## DATA SECTION
====

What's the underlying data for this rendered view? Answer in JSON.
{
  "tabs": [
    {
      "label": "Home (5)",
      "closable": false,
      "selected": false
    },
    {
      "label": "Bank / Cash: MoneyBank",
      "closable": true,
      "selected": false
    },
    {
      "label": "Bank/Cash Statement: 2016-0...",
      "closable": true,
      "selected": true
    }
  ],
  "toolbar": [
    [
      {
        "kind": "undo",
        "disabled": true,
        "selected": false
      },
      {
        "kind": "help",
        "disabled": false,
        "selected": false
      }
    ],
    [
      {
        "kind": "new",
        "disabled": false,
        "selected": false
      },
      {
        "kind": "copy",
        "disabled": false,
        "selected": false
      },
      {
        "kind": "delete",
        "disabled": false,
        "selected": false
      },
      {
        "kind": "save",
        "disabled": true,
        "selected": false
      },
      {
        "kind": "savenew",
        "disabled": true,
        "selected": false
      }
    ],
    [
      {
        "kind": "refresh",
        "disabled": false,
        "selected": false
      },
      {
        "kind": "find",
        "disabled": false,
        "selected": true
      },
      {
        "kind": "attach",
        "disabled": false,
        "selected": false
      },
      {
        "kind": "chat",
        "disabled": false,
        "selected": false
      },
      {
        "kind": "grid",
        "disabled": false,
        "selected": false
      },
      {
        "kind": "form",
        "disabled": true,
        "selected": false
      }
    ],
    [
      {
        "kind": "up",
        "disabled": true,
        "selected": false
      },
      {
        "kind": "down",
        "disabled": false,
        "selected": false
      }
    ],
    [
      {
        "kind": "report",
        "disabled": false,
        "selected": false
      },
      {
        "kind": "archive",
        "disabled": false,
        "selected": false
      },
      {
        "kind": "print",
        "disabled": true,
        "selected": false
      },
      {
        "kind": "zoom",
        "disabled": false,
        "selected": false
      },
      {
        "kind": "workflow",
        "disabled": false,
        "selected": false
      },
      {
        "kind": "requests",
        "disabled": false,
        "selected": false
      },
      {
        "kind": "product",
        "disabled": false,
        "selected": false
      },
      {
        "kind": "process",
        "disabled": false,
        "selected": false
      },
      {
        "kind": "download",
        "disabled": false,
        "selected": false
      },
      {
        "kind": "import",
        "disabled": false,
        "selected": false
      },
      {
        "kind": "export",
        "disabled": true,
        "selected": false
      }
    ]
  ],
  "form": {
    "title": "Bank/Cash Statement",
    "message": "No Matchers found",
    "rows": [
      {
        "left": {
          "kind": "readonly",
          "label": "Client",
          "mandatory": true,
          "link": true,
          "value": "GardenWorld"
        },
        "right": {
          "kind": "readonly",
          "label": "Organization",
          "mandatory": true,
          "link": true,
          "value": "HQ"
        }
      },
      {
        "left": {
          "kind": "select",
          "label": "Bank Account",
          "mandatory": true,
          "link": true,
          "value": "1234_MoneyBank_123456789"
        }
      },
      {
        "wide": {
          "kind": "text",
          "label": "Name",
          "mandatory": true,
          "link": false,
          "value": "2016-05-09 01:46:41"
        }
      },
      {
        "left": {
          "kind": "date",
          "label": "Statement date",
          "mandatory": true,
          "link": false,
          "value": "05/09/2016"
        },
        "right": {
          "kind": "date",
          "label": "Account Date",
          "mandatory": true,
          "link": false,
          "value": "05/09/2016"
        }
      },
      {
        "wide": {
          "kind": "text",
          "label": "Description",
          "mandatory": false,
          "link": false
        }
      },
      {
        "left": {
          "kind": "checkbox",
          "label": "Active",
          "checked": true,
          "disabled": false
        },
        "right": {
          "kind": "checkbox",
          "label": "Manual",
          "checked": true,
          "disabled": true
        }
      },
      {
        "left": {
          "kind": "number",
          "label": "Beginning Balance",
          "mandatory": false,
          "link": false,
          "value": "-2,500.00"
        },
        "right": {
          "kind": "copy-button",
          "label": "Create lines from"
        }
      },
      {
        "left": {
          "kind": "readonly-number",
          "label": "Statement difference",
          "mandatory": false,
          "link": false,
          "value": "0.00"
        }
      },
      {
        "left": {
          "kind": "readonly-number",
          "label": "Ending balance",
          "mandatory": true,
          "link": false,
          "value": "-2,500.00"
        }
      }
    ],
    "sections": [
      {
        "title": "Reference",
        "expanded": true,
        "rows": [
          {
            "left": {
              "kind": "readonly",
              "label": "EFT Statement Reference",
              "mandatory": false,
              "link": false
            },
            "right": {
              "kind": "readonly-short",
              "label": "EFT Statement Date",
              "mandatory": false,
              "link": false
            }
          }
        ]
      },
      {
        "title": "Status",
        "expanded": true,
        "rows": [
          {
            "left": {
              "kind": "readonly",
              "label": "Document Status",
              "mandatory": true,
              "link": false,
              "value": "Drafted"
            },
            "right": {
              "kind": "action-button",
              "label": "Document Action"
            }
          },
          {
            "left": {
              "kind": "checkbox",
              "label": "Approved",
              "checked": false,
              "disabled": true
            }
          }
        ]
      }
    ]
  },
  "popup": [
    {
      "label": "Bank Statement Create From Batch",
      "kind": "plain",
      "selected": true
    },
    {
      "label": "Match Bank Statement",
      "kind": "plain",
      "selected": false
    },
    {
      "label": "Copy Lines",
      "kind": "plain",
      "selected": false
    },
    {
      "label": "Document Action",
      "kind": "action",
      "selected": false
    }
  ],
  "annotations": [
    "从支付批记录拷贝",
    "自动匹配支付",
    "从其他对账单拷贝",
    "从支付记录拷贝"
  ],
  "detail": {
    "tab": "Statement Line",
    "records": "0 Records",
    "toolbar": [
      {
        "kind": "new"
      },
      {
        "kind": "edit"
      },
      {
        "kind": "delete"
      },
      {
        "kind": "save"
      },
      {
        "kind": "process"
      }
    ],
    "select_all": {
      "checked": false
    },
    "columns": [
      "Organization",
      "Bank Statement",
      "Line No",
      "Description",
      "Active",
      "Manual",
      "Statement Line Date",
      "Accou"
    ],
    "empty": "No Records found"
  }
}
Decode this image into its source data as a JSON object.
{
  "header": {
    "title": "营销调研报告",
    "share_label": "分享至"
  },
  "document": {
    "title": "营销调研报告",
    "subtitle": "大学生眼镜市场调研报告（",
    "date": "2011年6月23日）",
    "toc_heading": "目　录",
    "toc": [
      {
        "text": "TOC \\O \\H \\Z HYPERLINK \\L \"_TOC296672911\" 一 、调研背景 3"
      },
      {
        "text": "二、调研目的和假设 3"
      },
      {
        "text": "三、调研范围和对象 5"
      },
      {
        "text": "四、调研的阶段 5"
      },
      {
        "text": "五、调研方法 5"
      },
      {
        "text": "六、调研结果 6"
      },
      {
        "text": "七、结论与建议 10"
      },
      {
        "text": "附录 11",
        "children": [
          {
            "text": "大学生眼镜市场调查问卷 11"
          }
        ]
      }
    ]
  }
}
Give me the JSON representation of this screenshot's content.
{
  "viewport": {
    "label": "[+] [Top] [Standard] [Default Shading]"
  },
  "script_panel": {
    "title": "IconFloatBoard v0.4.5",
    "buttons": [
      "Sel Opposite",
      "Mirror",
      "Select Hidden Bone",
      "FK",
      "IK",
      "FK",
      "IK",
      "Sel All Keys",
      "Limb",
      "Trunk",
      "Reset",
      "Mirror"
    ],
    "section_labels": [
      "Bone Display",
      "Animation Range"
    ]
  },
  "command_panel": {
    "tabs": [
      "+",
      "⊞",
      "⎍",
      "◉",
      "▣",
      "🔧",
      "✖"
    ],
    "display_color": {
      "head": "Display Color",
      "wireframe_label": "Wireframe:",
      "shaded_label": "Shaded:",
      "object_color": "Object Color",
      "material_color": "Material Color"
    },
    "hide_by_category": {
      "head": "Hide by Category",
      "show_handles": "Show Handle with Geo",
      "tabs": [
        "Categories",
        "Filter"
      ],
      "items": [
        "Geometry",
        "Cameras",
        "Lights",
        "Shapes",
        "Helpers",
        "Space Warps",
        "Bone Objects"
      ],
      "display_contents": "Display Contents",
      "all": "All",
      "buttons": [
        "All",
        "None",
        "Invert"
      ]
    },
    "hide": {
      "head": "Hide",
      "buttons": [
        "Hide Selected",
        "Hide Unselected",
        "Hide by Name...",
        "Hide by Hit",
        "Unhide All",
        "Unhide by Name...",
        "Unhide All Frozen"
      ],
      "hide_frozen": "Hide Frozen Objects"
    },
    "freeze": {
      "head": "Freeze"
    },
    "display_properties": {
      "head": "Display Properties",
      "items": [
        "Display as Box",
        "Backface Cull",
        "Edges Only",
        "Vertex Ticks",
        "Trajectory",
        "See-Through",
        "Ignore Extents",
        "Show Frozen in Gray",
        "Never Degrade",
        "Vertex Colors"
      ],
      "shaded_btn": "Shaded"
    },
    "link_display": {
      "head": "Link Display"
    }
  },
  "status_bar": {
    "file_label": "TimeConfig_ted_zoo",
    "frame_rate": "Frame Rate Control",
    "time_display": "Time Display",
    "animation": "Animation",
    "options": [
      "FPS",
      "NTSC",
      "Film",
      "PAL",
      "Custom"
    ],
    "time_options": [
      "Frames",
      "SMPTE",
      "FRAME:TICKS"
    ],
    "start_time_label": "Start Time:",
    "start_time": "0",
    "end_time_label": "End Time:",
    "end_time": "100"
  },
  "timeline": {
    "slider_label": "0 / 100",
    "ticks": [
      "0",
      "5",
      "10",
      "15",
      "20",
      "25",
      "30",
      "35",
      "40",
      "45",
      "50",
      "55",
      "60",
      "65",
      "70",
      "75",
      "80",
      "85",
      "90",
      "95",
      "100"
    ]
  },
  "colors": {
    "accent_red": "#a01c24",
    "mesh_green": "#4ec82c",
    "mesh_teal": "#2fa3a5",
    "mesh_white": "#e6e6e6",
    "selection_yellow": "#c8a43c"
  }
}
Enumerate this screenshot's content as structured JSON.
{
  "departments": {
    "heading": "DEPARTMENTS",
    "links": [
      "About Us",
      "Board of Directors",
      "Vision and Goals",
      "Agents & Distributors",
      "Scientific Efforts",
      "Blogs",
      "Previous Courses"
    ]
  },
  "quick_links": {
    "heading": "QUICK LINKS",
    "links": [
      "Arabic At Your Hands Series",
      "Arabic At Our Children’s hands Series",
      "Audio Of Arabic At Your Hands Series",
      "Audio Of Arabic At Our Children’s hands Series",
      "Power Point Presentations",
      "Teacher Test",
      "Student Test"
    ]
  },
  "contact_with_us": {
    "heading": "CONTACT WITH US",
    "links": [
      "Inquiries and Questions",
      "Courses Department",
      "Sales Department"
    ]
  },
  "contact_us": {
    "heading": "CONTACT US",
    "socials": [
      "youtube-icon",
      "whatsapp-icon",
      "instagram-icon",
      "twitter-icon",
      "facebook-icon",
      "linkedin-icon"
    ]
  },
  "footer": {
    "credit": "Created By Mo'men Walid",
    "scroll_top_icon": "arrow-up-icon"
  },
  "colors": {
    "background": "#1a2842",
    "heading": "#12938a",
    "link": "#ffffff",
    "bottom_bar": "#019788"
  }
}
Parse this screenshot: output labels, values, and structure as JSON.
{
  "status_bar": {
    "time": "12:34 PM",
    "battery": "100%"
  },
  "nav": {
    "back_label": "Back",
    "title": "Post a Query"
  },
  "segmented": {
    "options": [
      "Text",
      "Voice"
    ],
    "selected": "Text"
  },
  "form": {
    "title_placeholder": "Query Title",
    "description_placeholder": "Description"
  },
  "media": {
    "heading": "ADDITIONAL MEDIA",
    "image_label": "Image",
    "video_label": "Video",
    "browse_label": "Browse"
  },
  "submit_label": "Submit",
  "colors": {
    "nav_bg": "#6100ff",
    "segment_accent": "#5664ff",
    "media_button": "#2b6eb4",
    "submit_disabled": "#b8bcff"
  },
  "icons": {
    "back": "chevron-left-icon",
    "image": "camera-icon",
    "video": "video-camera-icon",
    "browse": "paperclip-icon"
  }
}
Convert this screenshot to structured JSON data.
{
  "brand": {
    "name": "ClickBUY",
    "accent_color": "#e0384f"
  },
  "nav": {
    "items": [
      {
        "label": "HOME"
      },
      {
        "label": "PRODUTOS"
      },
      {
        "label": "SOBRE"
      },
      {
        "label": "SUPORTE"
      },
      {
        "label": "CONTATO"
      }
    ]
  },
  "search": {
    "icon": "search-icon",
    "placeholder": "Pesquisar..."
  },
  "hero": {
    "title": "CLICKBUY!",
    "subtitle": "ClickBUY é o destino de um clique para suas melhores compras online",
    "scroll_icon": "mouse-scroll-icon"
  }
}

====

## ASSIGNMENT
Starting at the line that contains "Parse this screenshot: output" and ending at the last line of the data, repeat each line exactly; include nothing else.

## FINAL ANSWER
Parse this screenshot: output labels, values, and structure as JSON.
{
  "status_bar": {
    "time": "12:34 PM",
    "battery": "100%"
  },
  "nav": {
    "back_label": "Back",
    "title": "Post a Query"
  },
  "segmented": {
    "options": [
      "Text",
      "Voice"
    ],
    "selected": "Text"
  },
  "form": {
    "title_placeholder": "Query Title",
    "description_placeholder": "Description"
  },
  "media": {
    "heading": "ADDITIONAL MEDIA",
    "image_label": "Image",
    "video_label": "Video",
    "browse_label": "Browse"
  },
  "submit_label": "Submit",
  "colors": {
    "nav_bg": "#6100ff",
    "segment_accent": "#5664ff",
    "media_button": "#2b6eb4",
    "submit_disabled": "#b8bcff"
  },
  "icons": {
    "back": "chevron-left-icon",
    "image": "camera-icon",
    "video": "video-camera-icon",
    "browse": "paperclip-icon"
  }
}
Convert this screenshot to structured JSON data.
{
  "brand": {
    "name": "ClickBUY",
    "accent_color": "#e0384f"
  },
  "nav": {
    "items": [
      {
        "label": "HOME"
      },
      {
        "label": "PRODUTOS"
      },
      {
        "label": "SOBRE"
      },
      {
        "label": "SUPORTE"
      },
      {
        "label": "CONTATO"
      }
    ]
  },
  "search": {
    "icon": "search-icon",
    "placeholder": "Pesquisar..."
  },
  "hero": {
    "title": "CLICKBUY!",
    "subtitle": "ClickBUY é o destino de um clique para suas melhores compras online",
    "scroll_icon": "mouse-scroll-icon"
  }
}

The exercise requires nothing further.